RECORDS SHOWN section start

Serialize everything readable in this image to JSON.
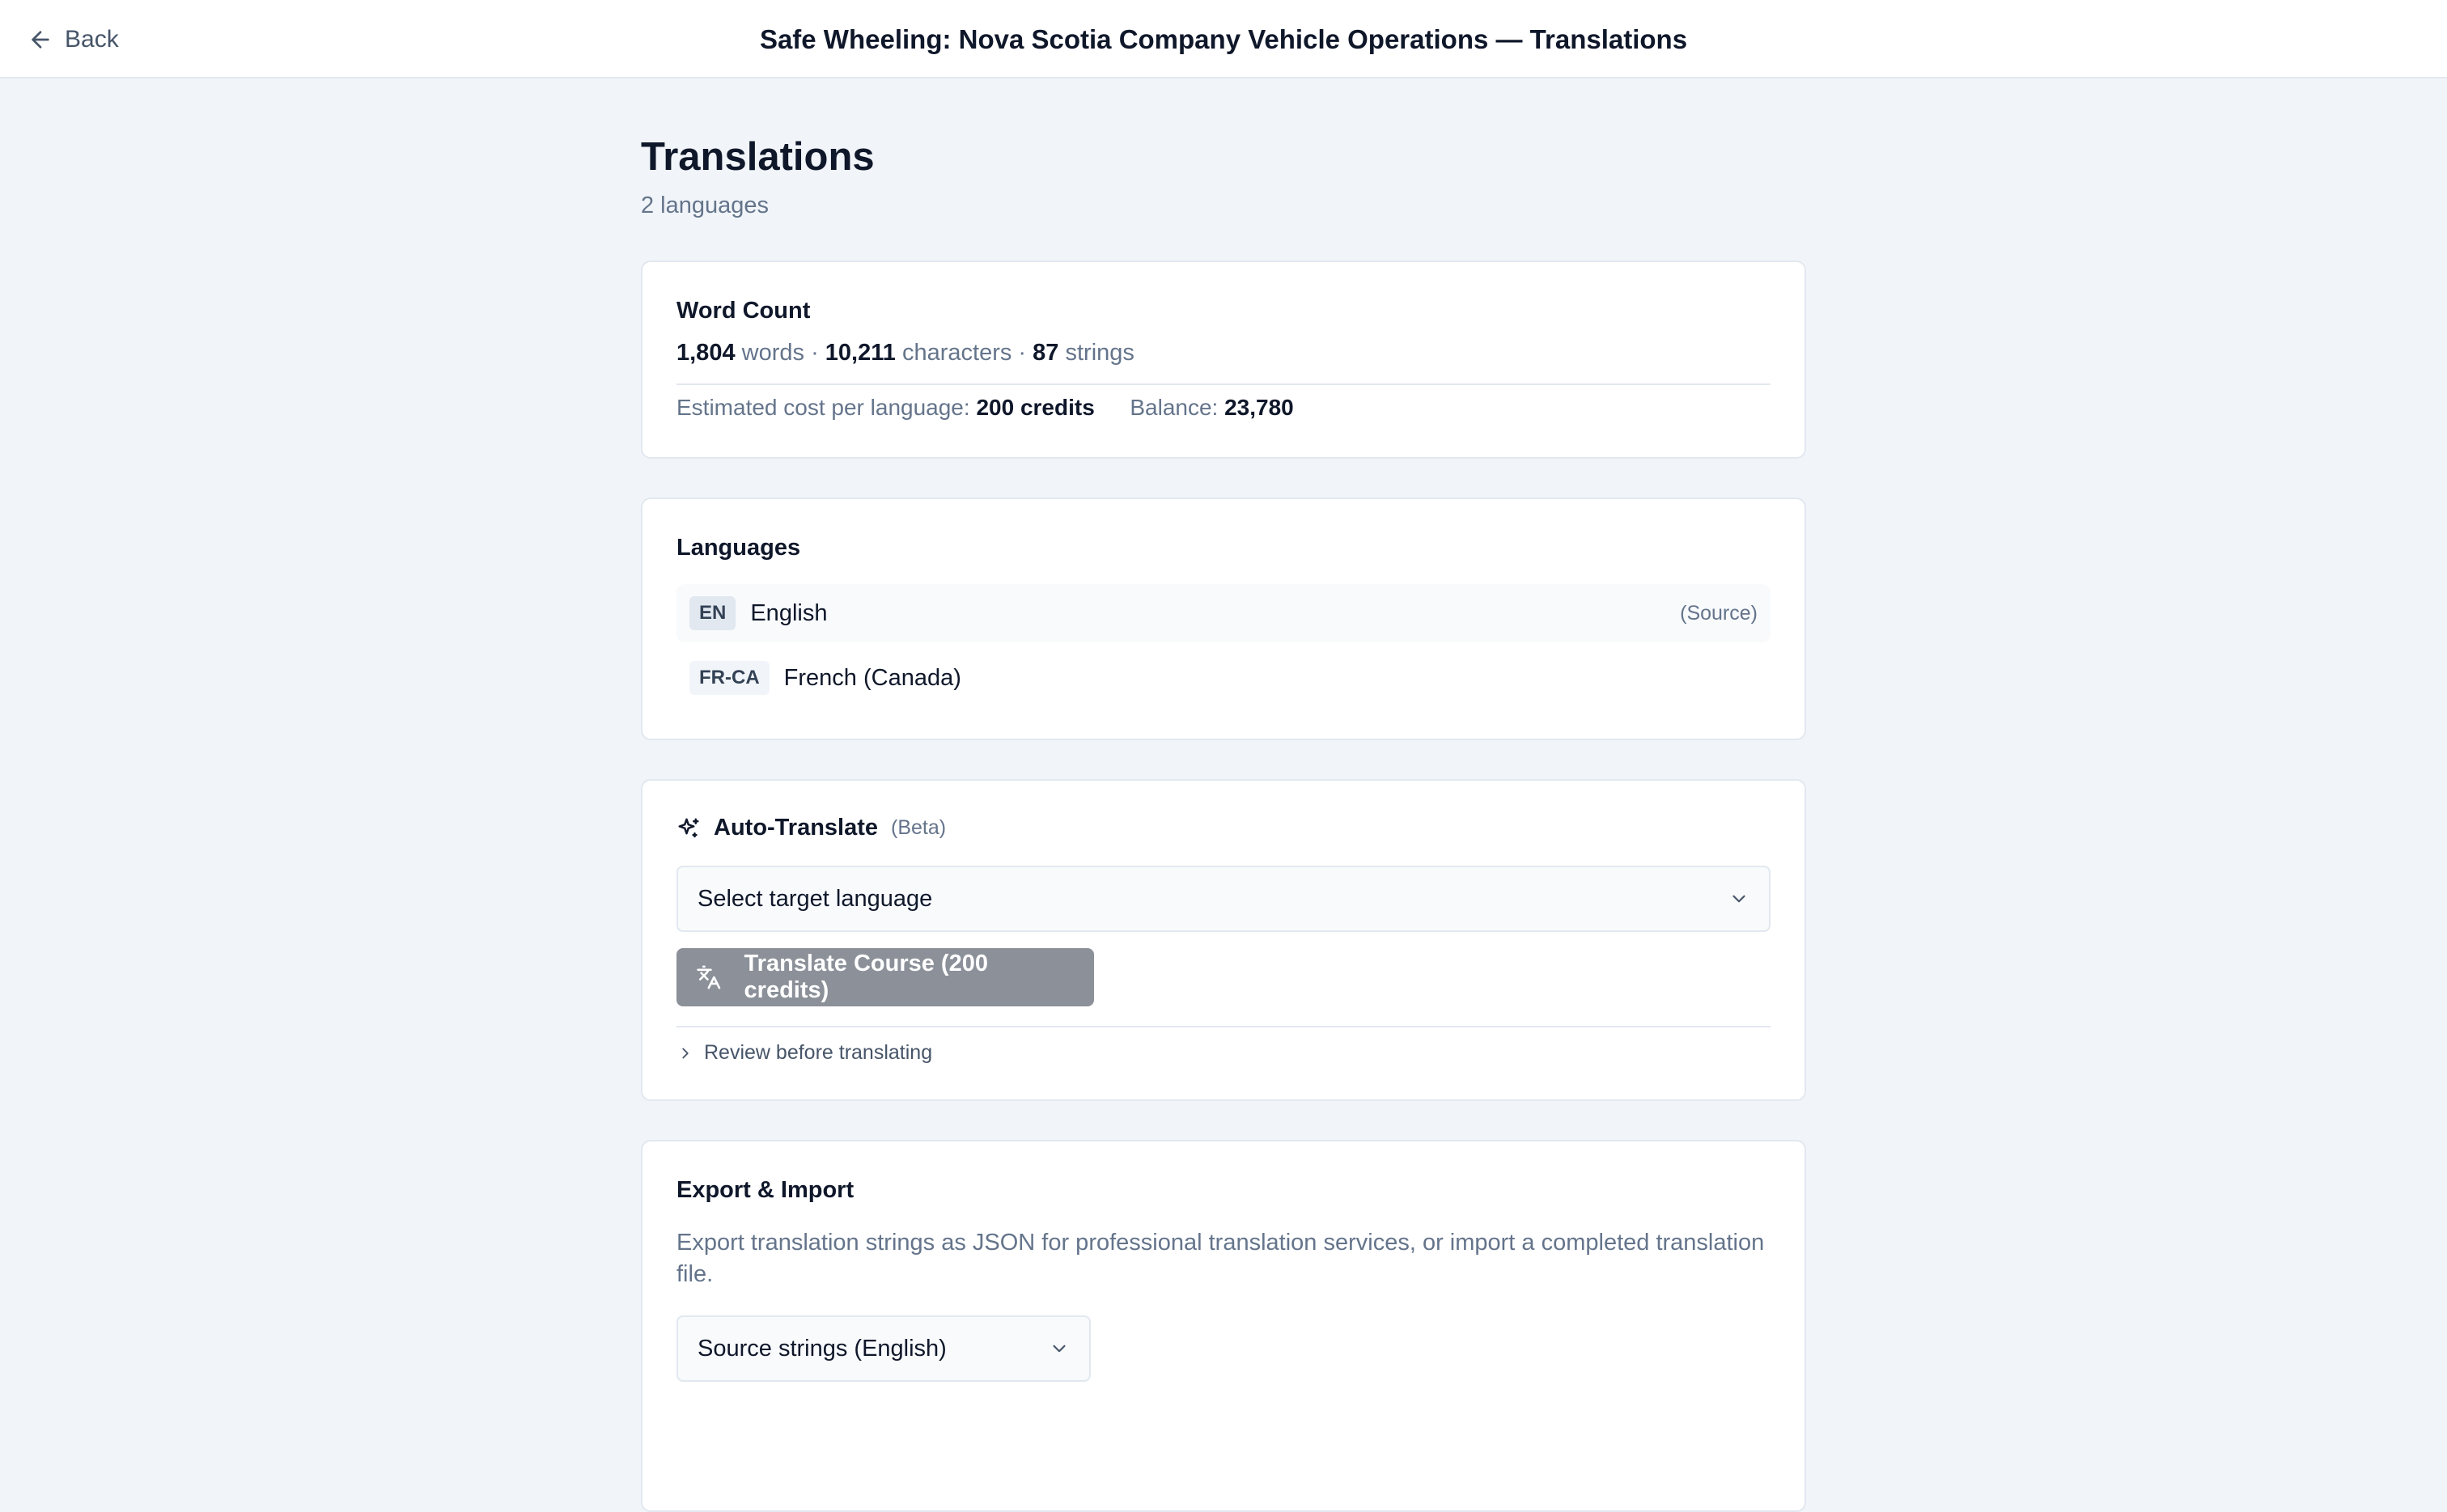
{
  "header": {
    "back_label": "Back",
    "title": "Safe Wheeling: Nova Scotia Company Vehicle Operations — Translations"
  },
  "page": {
    "heading": "Translations",
    "subtitle": "2 languages"
  },
  "word_count": {
    "title": "Word Count",
    "words_value": "1,804",
    "words_label": "words",
    "characters_value": "10,211",
    "characters_label": "characters",
    "strings_value": "87",
    "strings_label": "strings",
    "separator": "·",
    "cost_label": "Estimated cost per language:",
    "cost_value": "200 credits",
    "balance_label": "Balance:",
    "balance_value": "23,780"
  },
  "languages": {
    "title": "Languages",
    "items": [
      {
        "code": "EN",
        "name": "English",
        "tag": "(Source)"
      },
      {
        "code": "FR-CA",
        "name": "French (Canada)",
        "tag": ""
      }
    ]
  },
  "auto_translate": {
    "title": "Auto-Translate",
    "badge": "(Beta)",
    "select_placeholder": "Select target language",
    "button_label": "Translate Course (200 credits)",
    "review_label": "Review before translating"
  },
  "export_import": {
    "title": "Export & Import",
    "description": "Export translation strings as JSON for professional translation services, or import a completed translation file.",
    "select_value": "Source strings (English)"
  },
  "colors": {
    "background": "#f1f5f9",
    "card": "#ffffff",
    "border": "#e2e8f0",
    "muted_text": "#64748b",
    "disabled_button": "#8b9099"
  },
  "icons": {
    "back": "arrow-left-icon",
    "auto_translate": "sparkles-icon",
    "translate": "languages-icon",
    "select": "chevron-down-icon",
    "review": "chevron-right-icon"
  }
}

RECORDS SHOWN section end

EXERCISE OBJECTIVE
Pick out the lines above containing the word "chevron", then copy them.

RESPONSE BOX
    "select": "chevron-down-icon",
    "review": "chevron-right-icon"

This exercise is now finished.